There’s an upcoming birding event in New Jersey modestly named by its promoters as “The World Series of Birding.” It is a Big Day big deal.
The object is to see as many bird species as possible in a designated period within a particular geographic area. Big Days — 24-hour efforts — are very common.
The competitive World Series event — on May 12 this year — covers the state of New Jersey. It involves serious planning and secret routes. The winning total last year was 212 species.
You, though, could have a Big Day in your yard that lasts, say, 60 minutes. That would be a Big Hour. Less planning would be needed.
You could do your listing in your favorite park, your county, the state, North America, or the world for a day or month or year.

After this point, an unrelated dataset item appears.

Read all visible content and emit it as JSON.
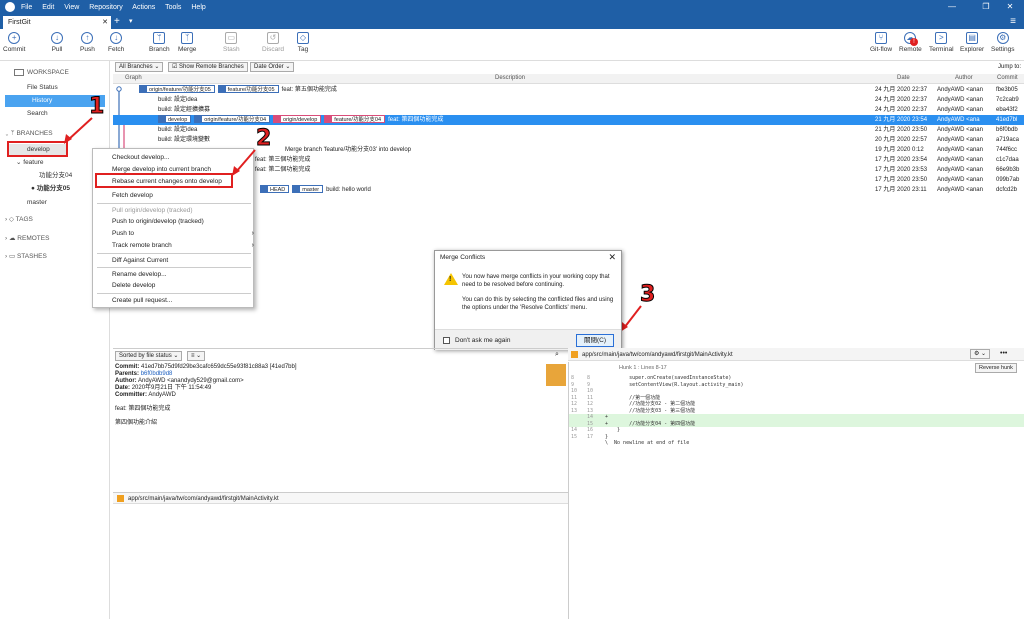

Among recent well publicized Big Year efforts, an Oregon man, Noah Strycker, wrote a book about his 2015 worldwide quest, in which he saw 6,042 species of birds.
The next year a Dutch birder pushed that number to 6,833. Fame is fleeting. The Dutchman saw about 70 percent of the world’s known bird species.
Dead birds don’t count. Identification, by eye or ear, must be certain. There are no referees. Birding is an honor sport.
You can do this by foot, bicycle or car. You can do it from a chair. In that case, you’re doing a Big Sit. I’ve done Big Sits.
I did my 24-hour Big Sit at Crex Meadows in Wisconsin. It was solo. My count was 53 species. It could have been higher but I fell asleep after 10 hours.
I have done Big Days with friends in Hennepin and Carver counties and in Wisconsin’s Burnett County. We had fun.
You can specialize, counting for instance only species you’ve seen sitting on wires. (There are such lists.) Count only bird species seen while playing golf. Or on weekends.
Any iteration of Big will sharpen your awareness of birds. You will see birds you would otherwise miss. Your identification skills will grow. You might get outdoors more. You might go new places. You might want to do it again.
Minnesota has a long list of birding lists. Many birders are serious about numbers. Some counts are timed by calendar, some by life span, others by happenstance.
Records are submitted to and posted by the Minnesota Ornithologists’ Union (MOU), the state bird club. (moumn.org)
Some of our state records, as submitted to the MOU:
Annual list: 327 species, Anthony Hertzel, 1999.
Hennepin County Big Day — 150 species, Paul Budde, Doug Kieser, Mark Ochs and Howard Towle in 2008.
Big Month: 204 statewide, May 2004, Hertzel and Peder Svingen.
Minnesota life list: 410, Hertzel, Kim Eckert.
Yard list: Paul Egeland, Bloomington, 235 (in or from the yard).
Bird species photographed in Minnesota: 368, David Cahlander.
A few other lists: Bird species photographed in a yard (no flyovers) 81. Gustavus Adolphus College campus, 174. Green birding year (no petroleum fuel), 222. While cross-country skiing within 10 miles of Virginia, Minn. 67. Species to freely land on the observer, 6.
There are few competitors in that last category. It is wide open.
Read Jim Williams’ birding blog at startribune.com/wingnut.